An inquest into the deaths of two elderly fishermen who perished off Inishowen has heard claims that the men’s boat may have been toppled by waves from a large ship.
The inquest in Buncrana into the drowning of the brothers 11 years ago returned a majority verdict of accidental death.
Experienced Glengad fishermen Danny McDaid, 70, and Francis McDaid, 69, died when their boat, the ‘Strath Marie’, floundered at the mouth of Lough Foyle on Friday, 14 March 2008.
RTE reports that the McDaid brothers’ lobster boat had been passed by a large Norwegian oil tanker shortly before it sunk off Kinnego Bay.
The larger ship was later searched and “bore no signs of damage”, however a marine expert said the wash from the passing ship “could have had an impact”.
Dr Norman Fullam said it was clear that a “very sudden” or “catastrophic event” had caused the sinking, because no mayday call was issued and both men had gone into the water with their Wellington boots on.
“If I knew I was going into the water I would get rid of my Wellingtons for sure,” he explained.
Dr Fullam, a former Assistant Director of Operations with the Coast Guard, who had worked for 20 years in Malin Head, said it was possible that the small boat could have “gotten a bang” from the “wash” coming off the larger vessel – but that the crew of the tanker “wouldn’t have been aware of that”.
“If the [McDaid] brothers were engaged in pot hauling at the time, if a wash came at that point it could have been very serious.”
“But there’s no evidence to that,” he added. “A lot of things could have happened.”
“These things happen at sea and unfortunately, unless there’s a survivor – we just don’t know.”

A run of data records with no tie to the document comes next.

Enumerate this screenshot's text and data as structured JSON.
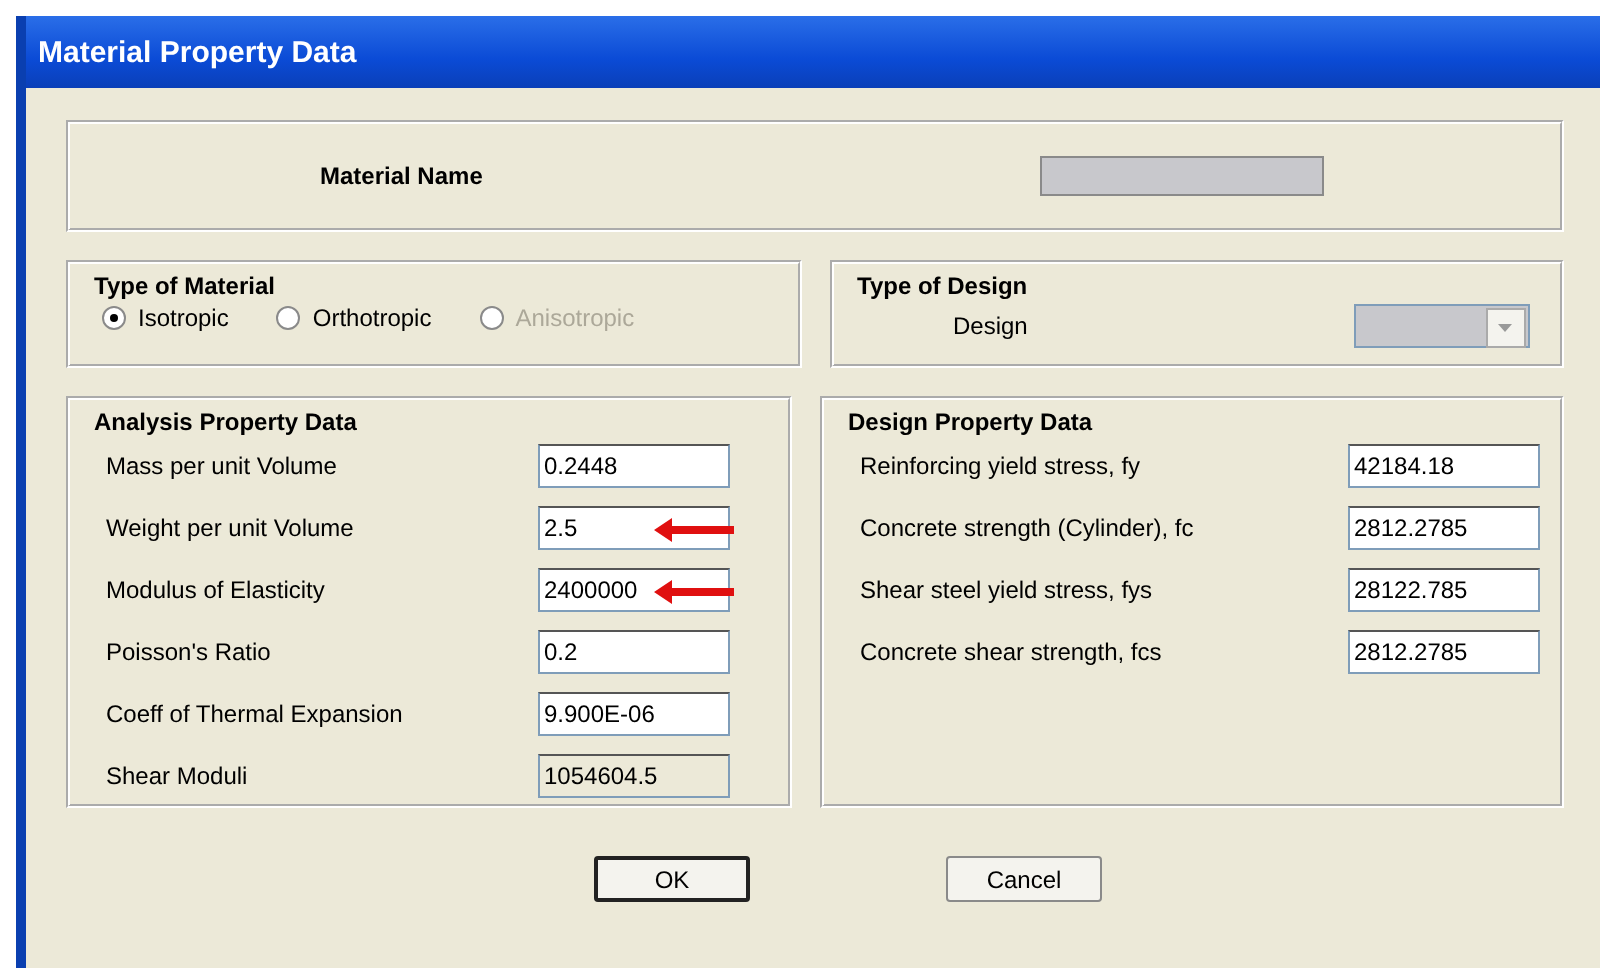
{
  "window": {
    "title": "Material Property Data"
  },
  "material_name": {
    "label": "Material Name",
    "disabled": true
  },
  "type_of_material": {
    "title": "Type of Material",
    "options": [
      {
        "label": "Isotropic",
        "selected": true,
        "disabled": false
      },
      {
        "label": "Orthotropic",
        "selected": false,
        "disabled": false
      },
      {
        "label": "Anisotropic",
        "selected": false,
        "disabled": true
      }
    ]
  },
  "type_of_design": {
    "title": "Type of Design",
    "label": "Design",
    "disabled": true
  },
  "analysis": {
    "title": "Analysis Property Data",
    "rows": [
      {
        "label": "Mass per unit Volume",
        "value": "0.2448",
        "disabled": false,
        "marked": false
      },
      {
        "label": "Weight per unit Volume",
        "value": "2.5",
        "disabled": false,
        "marked": true
      },
      {
        "label": "Modulus of Elasticity",
        "value": "2400000",
        "disabled": false,
        "marked": true
      },
      {
        "label": "Poisson's Ratio",
        "value": "0.2",
        "disabled": false,
        "marked": false
      },
      {
        "label": "Coeff of Thermal Expansion",
        "value": "9.900E-06",
        "disabled": false,
        "marked": false
      },
      {
        "label": "Shear Moduli",
        "value": "1054604.5",
        "disabled": true,
        "marked": false
      }
    ]
  },
  "design": {
    "title": "Design Property Data",
    "rows": [
      {
        "label": "Reinforcing yield stress, fy",
        "value": "42184.18",
        "disabled": false,
        "marked": false
      },
      {
        "label": "Concrete strength (Cylinder), fc",
        "value": "2812.2785",
        "disabled": false,
        "marked": false
      },
      {
        "label": "Shear steel yield stress, fys",
        "value": "28122.785",
        "disabled": false,
        "marked": false
      },
      {
        "label": "Concrete shear strength, fcs",
        "value": "2812.2785",
        "disabled": false,
        "marked": false
      }
    ]
  },
  "buttons": [
    {
      "label": "OK",
      "default": true
    },
    {
      "label": "Cancel",
      "default": false
    }
  ]
}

The brothers had arranged to go fishing the night before.
Ellen McDaid remembered that her husband Daniel had “done a few chores around the house” and was in “good spirits” before he left at around 7.45am on 14 March.
The weather was fine and both men were in “good form” when they set off in their boat from Bunagee Pier Culdaff an hour later.
However the Coast Guard was alerted at 5.20pm that evening when they hadn’t returned as expected.
Daniel McDaid was taken out of the water at 6.19pm by the Portrush Lifeboat and was then airlifted to Altnagelvin Hospital in Derry.
Francis McDaid was discovered almost two hours later by the Greencastle Coast Guard and was brought ashore at Greencastle before being removed by ambulance to Altnagelvin, after a helicopter was unable to land.
Both men were pronounced dead shortly after 9.30pm.
Pathologist Dr Gerry O’Dowd testified that the brothers died by drowning and were alive when they went into the water.
A meeting of the Greencastle Coast Guard on the night of the 14th heard that the ‘Strath Marie’ could have been involved in a collision at sea, “possibly with an oil tanker”.
Subsequently Derry PSNI Inspector Robin Young, who became the primary investigating officer in the case because the men drowned in UK-claimed waters, contacted Interpol and ordered that the Norwegian vessel be boarded and inspected.
After leaving Norway, the tanker was later inspected in Scotland by Strathclyde Police, who found no damage, with the crew reporting “no knowledge of any incident”.
Inspector Young also made a request for a voice recording from the ship but this was never obtained.
This week’s inquest heard that there had been an “undue delay” in the case because of the “peculiar nature” of the waters of Lough Foyle, which is claimed by both the Irish and British authorities.
The deaths were first investigated by the PSNI and later involved the Norwegian police and Strathclyde police in Scotland.
Initially Coroner Sheridan in Northern Ireland accepted jurisdiction but a full inquest was never held, and some years later Coroner Lecky passed it back to the Republic of Ireland side after making representations to then Taoiseach Enda Kenny, Minister Minister for Transport, Tourism and Sport Leo Varadkar and the Attorney General that it should instead be held in the Republic.
The coroner’s court in Buncrana heard that the Republic’s Marine Casualty Investigation Board had published a report into the sinking in 2010 but refused to engage with the inquest and did not send any representatives to explain its findings or to be questioned on aspects of the case.
Solicitor Ciaran MacLochlainn, acting for Daniel McDaid’s widow Ellen, said it was “an outrageous insult” to the coroner’s court and to the families of the men that the MCIB hadn’t attended.
“It’s an extraordinary situation that a State body that investigated the deaths of two citizens in mysterious circumstances should refuse to attend,” he said.
Solicitor MacLochlainn said authorities on both sides of the border had been “deficient” in investigating the incident.
Coroner Dr Denis McCauley also expressed his anger at the MCIB snub, saying he had made “numerous applications but they refused to attend”.
He conceded that the inquest, which he inherited via three other coroners, hadn’t had all the facts.
“We know what we know, but there’s an awful lot we don’t know,” Coroner McCauley added.
Relatives of the McDaid brothers were in tears after the jury delivered its verdict, which was reached on a 9-3 majority after close to an hour of deliberation.
The jury added a rider that any State body that has investigated an incident should in future produce a witness to explain its findings.